> [PROVIDED DATA]
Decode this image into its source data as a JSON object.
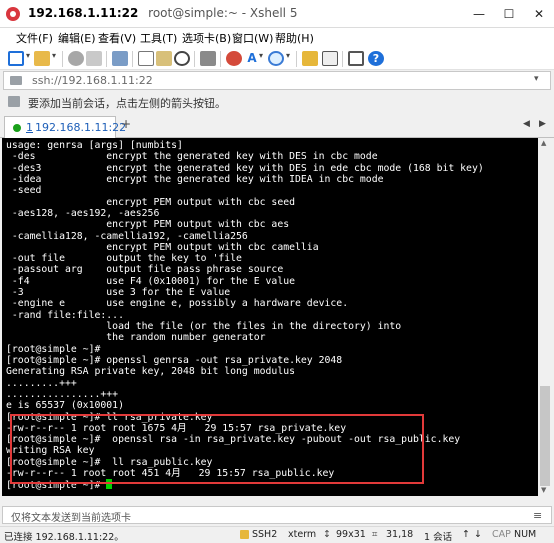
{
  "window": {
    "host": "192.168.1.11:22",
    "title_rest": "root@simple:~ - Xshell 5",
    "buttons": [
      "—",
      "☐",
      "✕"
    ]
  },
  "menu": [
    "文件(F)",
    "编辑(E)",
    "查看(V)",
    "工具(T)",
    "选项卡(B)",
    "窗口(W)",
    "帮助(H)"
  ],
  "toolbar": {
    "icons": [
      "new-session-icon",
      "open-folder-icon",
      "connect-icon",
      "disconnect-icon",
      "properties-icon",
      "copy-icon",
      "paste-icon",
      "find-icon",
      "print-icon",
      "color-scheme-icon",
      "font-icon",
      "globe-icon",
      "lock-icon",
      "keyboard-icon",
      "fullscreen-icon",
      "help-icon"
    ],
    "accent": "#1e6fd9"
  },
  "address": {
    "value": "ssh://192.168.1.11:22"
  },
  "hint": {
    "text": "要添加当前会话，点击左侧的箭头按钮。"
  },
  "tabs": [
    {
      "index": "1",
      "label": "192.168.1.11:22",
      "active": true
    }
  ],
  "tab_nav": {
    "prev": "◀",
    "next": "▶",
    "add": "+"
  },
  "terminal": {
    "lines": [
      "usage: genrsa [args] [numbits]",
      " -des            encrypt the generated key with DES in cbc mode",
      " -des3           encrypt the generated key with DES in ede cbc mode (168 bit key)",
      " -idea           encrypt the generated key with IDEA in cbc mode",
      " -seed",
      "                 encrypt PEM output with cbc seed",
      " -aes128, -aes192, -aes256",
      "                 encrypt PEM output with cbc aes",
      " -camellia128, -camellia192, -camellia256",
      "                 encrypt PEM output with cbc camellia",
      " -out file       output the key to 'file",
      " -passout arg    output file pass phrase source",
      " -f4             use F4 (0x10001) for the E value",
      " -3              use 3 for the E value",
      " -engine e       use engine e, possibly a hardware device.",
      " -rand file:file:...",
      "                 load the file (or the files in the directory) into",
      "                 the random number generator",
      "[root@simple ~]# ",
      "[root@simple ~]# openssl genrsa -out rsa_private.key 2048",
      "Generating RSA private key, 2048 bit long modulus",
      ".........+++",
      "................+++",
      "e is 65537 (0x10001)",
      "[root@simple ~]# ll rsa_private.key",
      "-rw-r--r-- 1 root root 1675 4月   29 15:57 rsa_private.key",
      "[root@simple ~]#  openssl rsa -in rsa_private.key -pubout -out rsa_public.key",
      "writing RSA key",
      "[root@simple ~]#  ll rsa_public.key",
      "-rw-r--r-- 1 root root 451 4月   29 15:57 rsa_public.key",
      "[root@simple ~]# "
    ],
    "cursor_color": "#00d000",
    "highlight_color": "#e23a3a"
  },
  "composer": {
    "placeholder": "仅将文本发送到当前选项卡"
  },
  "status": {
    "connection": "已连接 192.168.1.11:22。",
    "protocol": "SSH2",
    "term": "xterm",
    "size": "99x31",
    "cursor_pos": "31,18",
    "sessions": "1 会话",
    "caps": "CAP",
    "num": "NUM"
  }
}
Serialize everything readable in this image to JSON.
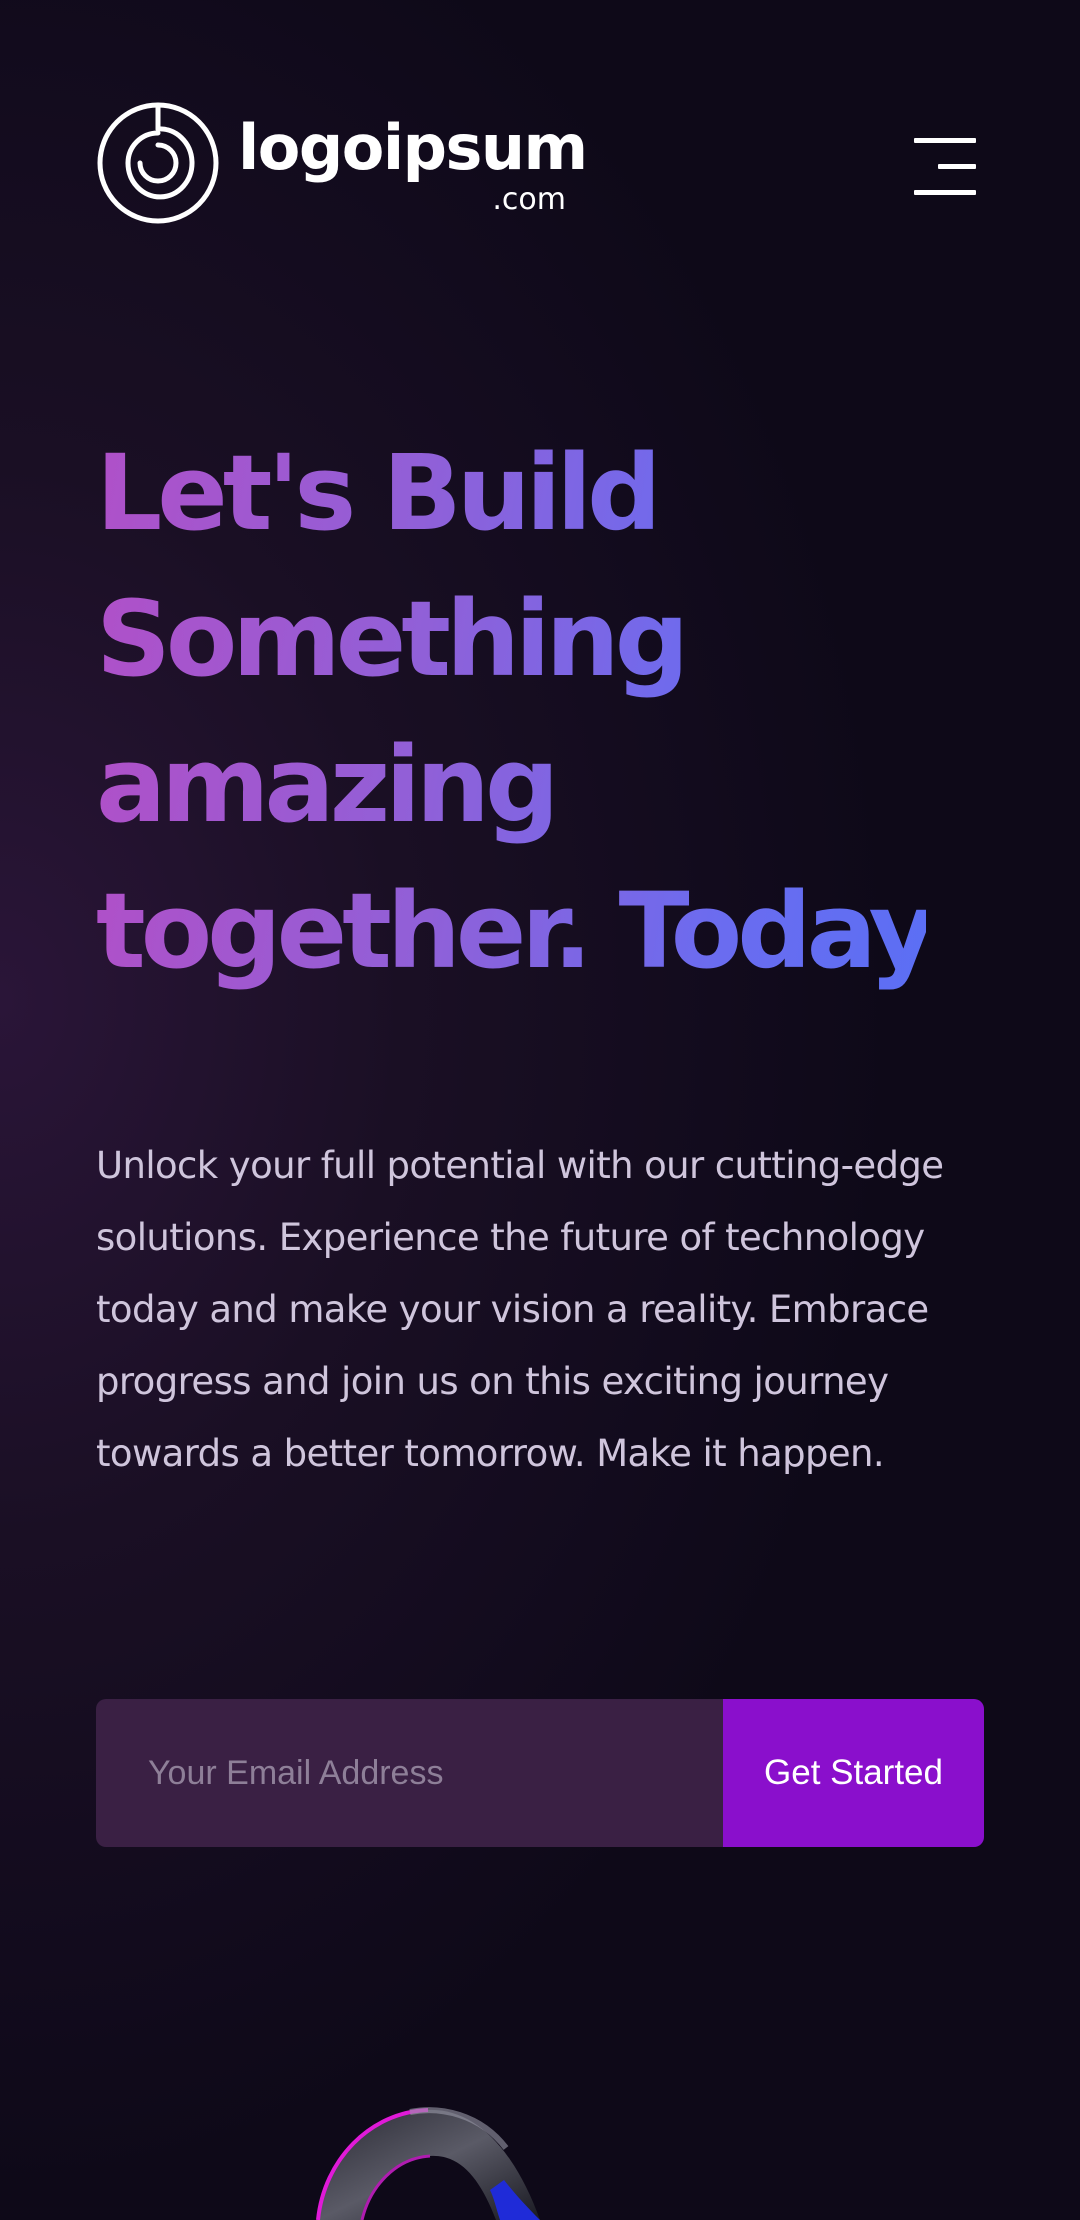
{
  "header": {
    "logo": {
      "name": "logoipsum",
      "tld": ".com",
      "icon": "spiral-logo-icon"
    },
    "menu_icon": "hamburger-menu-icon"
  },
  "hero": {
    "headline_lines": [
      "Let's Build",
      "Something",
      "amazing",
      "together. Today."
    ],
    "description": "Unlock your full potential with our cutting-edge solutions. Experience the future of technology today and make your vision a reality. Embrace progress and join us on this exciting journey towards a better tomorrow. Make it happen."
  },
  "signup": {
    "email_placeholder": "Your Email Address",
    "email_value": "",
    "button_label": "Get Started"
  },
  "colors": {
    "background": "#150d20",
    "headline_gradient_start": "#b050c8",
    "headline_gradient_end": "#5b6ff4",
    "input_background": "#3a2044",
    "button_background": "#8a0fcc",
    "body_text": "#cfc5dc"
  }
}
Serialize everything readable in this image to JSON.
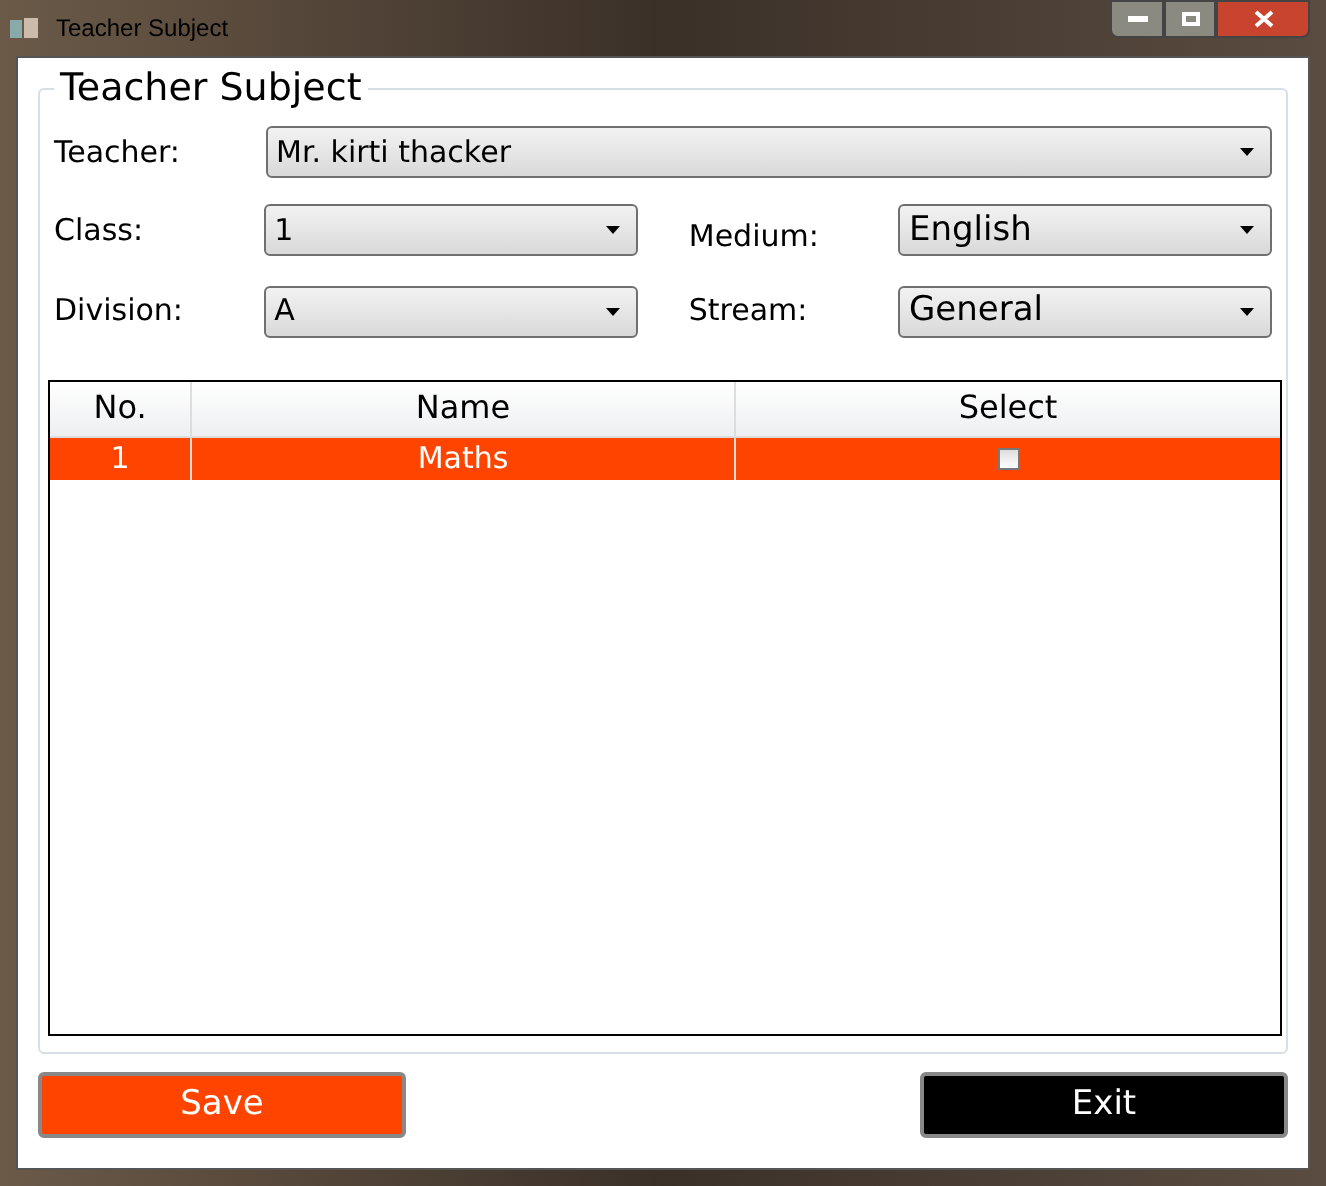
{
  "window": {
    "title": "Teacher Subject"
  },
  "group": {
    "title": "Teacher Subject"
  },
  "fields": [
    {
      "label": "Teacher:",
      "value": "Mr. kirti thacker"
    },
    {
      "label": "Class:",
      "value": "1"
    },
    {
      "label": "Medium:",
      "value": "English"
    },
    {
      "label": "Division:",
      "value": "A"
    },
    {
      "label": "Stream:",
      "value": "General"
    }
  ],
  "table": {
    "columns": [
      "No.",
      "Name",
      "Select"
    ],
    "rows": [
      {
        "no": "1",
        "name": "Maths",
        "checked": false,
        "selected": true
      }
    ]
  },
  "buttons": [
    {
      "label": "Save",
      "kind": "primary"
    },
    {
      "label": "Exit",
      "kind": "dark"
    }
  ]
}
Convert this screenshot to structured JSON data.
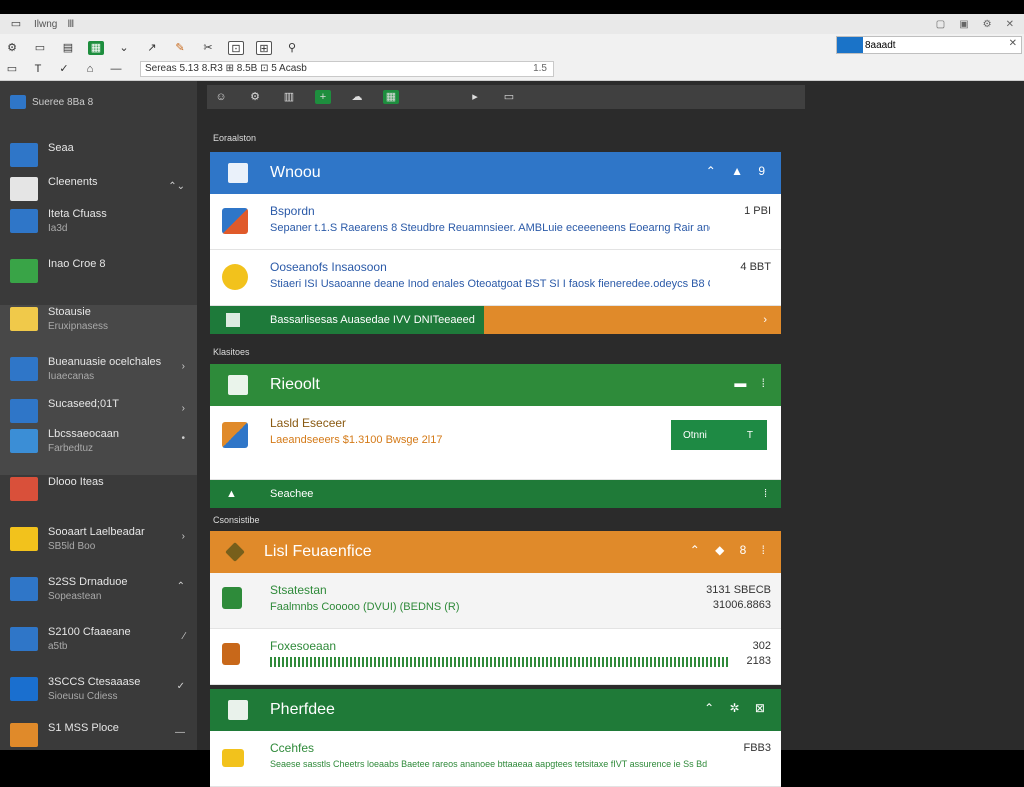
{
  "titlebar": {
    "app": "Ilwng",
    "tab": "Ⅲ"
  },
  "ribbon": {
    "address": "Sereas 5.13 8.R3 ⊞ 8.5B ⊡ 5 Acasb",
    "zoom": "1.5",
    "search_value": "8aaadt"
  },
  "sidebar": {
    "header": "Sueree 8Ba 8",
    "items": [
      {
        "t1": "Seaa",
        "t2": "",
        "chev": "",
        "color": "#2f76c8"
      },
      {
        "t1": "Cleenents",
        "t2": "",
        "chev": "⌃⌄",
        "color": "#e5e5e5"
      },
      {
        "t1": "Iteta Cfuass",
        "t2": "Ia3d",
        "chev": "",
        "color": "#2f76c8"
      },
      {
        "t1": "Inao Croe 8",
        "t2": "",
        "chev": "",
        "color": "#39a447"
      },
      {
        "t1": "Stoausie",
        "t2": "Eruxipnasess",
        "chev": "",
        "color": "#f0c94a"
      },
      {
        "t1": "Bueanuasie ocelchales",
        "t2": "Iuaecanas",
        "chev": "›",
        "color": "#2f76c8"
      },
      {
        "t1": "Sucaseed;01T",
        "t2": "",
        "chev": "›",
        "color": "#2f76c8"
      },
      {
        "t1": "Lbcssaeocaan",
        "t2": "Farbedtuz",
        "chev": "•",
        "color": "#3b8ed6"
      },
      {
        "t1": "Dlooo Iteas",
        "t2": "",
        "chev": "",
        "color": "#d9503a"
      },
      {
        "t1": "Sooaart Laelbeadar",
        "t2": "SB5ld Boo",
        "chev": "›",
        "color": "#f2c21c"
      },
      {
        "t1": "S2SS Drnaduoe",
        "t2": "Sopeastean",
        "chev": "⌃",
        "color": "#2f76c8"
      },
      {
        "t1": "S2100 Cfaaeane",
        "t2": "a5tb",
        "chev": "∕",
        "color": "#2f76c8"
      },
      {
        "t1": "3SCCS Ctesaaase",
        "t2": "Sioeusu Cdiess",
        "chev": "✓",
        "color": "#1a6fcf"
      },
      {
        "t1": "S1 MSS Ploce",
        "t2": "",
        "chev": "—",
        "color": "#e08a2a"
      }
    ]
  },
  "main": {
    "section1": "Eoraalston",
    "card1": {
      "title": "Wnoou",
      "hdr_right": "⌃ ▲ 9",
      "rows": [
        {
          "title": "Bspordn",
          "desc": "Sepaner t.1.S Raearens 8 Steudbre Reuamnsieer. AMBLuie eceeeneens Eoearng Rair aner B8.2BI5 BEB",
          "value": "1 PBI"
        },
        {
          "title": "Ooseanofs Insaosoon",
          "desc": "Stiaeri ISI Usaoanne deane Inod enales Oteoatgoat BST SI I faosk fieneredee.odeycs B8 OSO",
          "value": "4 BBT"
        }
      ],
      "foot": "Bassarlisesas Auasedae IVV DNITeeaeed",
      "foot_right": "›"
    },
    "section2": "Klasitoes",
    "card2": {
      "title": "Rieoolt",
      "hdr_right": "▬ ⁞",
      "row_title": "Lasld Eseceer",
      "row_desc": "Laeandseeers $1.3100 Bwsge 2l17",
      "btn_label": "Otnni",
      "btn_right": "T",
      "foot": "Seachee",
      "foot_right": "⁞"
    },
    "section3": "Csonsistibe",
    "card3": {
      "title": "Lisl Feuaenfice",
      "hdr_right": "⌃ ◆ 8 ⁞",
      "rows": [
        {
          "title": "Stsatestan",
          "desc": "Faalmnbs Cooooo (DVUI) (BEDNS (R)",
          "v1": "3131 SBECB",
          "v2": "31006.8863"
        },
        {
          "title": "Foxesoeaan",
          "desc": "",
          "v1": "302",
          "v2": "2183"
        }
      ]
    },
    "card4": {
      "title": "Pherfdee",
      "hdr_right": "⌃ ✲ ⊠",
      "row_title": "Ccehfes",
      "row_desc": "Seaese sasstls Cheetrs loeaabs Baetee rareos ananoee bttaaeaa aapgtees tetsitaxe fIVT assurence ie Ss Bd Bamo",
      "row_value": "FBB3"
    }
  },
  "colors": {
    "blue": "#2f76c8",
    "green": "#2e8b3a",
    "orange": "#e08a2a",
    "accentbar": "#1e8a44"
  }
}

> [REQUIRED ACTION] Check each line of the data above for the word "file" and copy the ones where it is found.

> [RESPONSE AREA]
      " -out file       output the key to 'file",
      " -passout arg    output file pass phrase source",
      " -rand file:file:...",
      "                 load the file (or the files in the directory) into",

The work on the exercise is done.